== Segment start ==
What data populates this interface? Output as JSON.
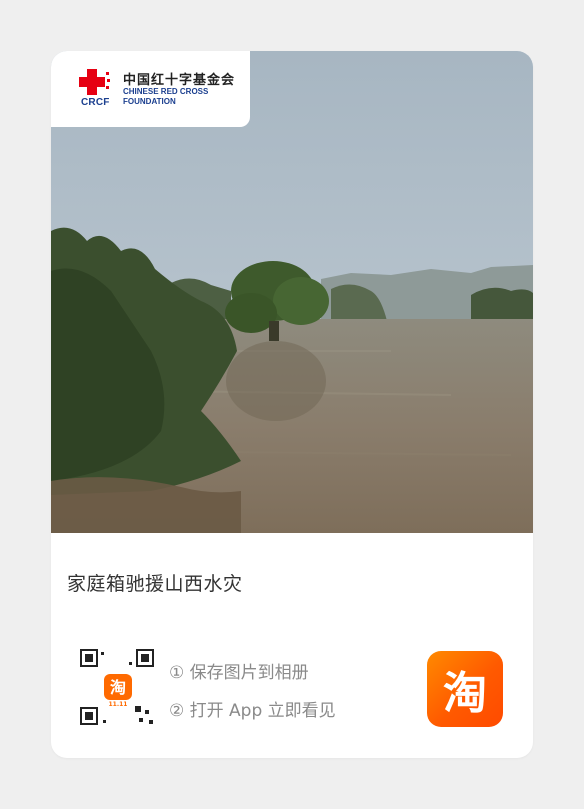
{
  "logo": {
    "abbr": "CRCF",
    "name_cn": "中国红十字基金会",
    "name_en_line1": "CHINESE RED CROSS",
    "name_en_line2": "FOUNDATION",
    "cross_color": "#e60012"
  },
  "post": {
    "title": "家庭箱驰援山西水灾"
  },
  "share": {
    "step1": "① 保存图片到相册",
    "step2": "② 打开 App 立即看见",
    "qr_center_glyph": "淘",
    "qr_center_subtext": "11.11"
  },
  "app_icon": {
    "glyph": "淘",
    "color": "#ff5a00"
  }
}
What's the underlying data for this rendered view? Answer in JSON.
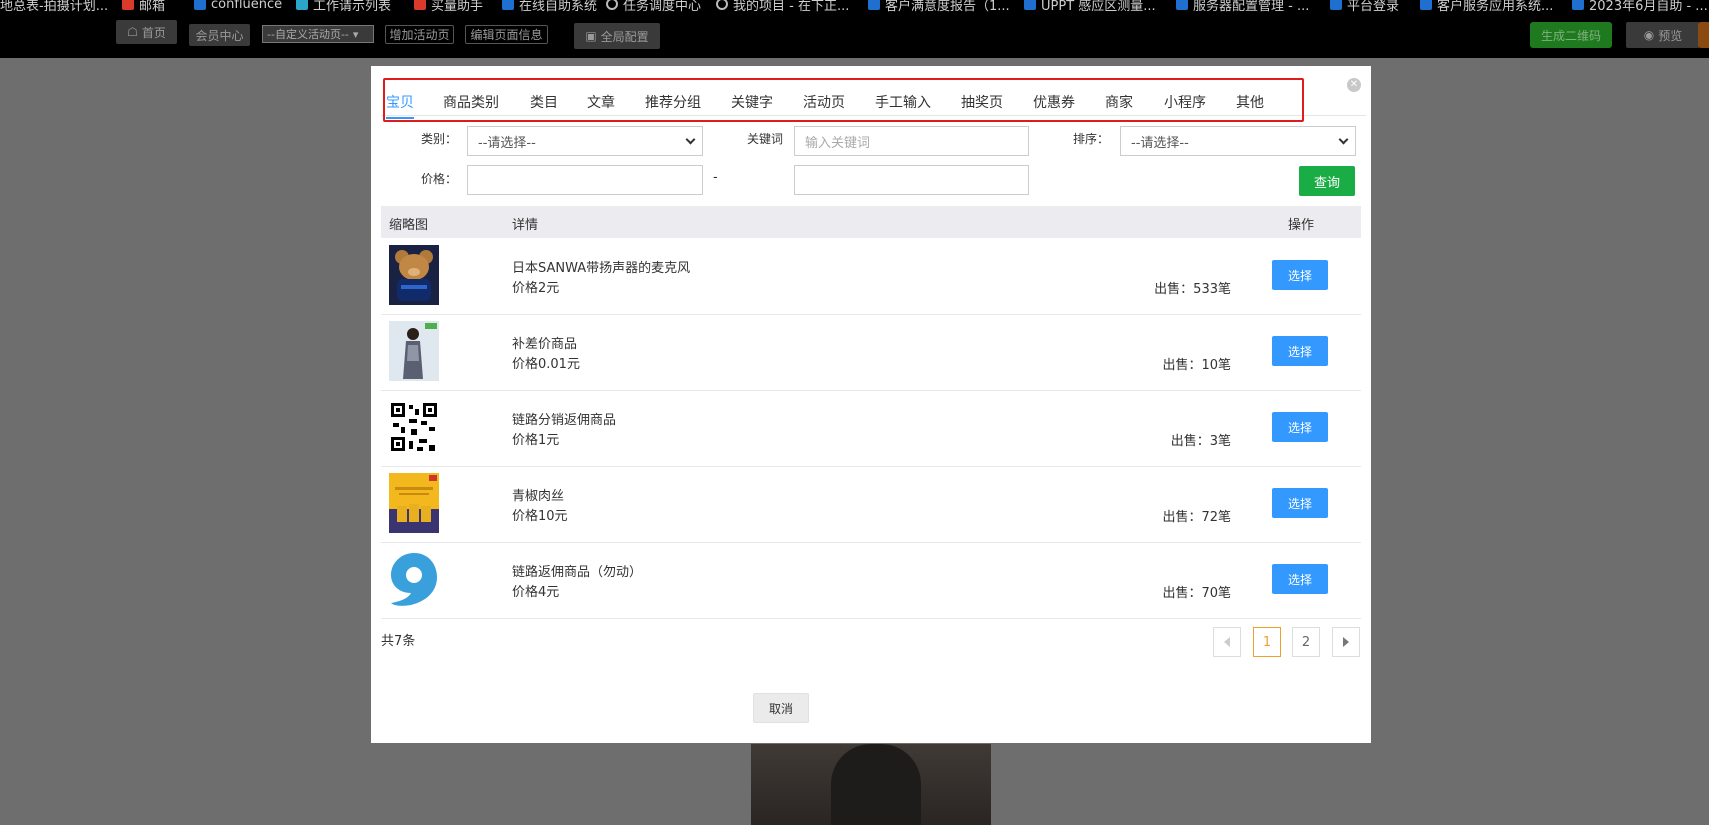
{
  "bookmarks": [
    {
      "label": "地总表-拍摄计划...",
      "icon": "bookmark-icon"
    },
    {
      "label": "邮箱",
      "icon": "mail-icon"
    },
    {
      "label": "confluence",
      "icon": "confluence-icon"
    },
    {
      "label": "工作请示列表",
      "icon": "list-icon"
    },
    {
      "label": "买量助手",
      "icon": "app-icon"
    },
    {
      "label": "在线自助系统",
      "icon": "app-icon"
    },
    {
      "label": "任务调度中心",
      "icon": "globe-icon"
    },
    {
      "label": "我的项目 - 在下正...",
      "icon": "globe-icon"
    },
    {
      "label": "客户满意度报告（1...",
      "icon": "doc-icon"
    },
    {
      "label": "UPPT 感应区测量...",
      "icon": "doc-icon"
    },
    {
      "label": "服务器配置管理 - ...",
      "icon": "doc-icon"
    },
    {
      "label": "平台登录",
      "icon": "app-icon"
    },
    {
      "label": "客户服务应用系统...",
      "icon": "doc-icon"
    },
    {
      "label": "2023年6月自助 - ...",
      "icon": "doc-icon"
    }
  ],
  "toolbar": {
    "home": "首页",
    "member_center": "会员中心",
    "page_select": "--自定义活动页--",
    "add_activity": "增加活动页",
    "edit_page_info": "编辑页面信息",
    "global_config": "全局配置",
    "generate_qr": "生成二维码",
    "preview": "预览"
  },
  "modal": {
    "tabs": [
      "宝贝",
      "商品类别",
      "类目",
      "文章",
      "推荐分组",
      "关键字",
      "活动页",
      "手工输入",
      "抽奖页",
      "优惠券",
      "商家",
      "小程序",
      "其他"
    ],
    "active_tab": "宝贝",
    "filters": {
      "category_label": "类别：",
      "category_value": "--请选择--",
      "keyword_label": "关键词",
      "keyword_placeholder": "输入关键词",
      "sort_label": "排序：",
      "sort_value": "--请选择--",
      "price_label": "价格：",
      "price_min": "",
      "price_max": "",
      "dash": "-",
      "query_button": "查询"
    },
    "table": {
      "headers": [
        "缩略图",
        "详情",
        "操作"
      ],
      "rows": [
        {
          "title": "日本SANWA带扬声器的麦克风",
          "price": "价格2元",
          "sold": "出售：533笔",
          "action": "选择",
          "thumb": "bear-thumbnail"
        },
        {
          "title": "补差价商品",
          "price": "价格0.01元",
          "sold": "出售：10笔",
          "action": "选择",
          "thumb": "model-thumbnail"
        },
        {
          "title": "链路分销返佣商品",
          "price": "价格1元",
          "sold": "出售：3笔",
          "action": "选择",
          "thumb": "qrcode-thumbnail"
        },
        {
          "title": "青椒肉丝",
          "price": "价格10元",
          "sold": "出售：72笔",
          "action": "选择",
          "thumb": "food-ad-thumbnail"
        },
        {
          "title": "链路返佣商品（勿动）",
          "price": "价格4元",
          "sold": "出售：70笔",
          "action": "选择",
          "thumb": "logo-thumbnail"
        }
      ]
    },
    "total": "共7条",
    "pagination": {
      "pages": [
        "1",
        "2"
      ],
      "current": "1"
    },
    "cancel": "取消"
  },
  "colors": {
    "accent": "#3399ff",
    "query_green": "#1aad45",
    "highlight_red": "#e01b1b",
    "current_page": "#f0a030"
  }
}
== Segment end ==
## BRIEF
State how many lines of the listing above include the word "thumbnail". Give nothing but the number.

## SOLUTION TO THE PROBLEM
5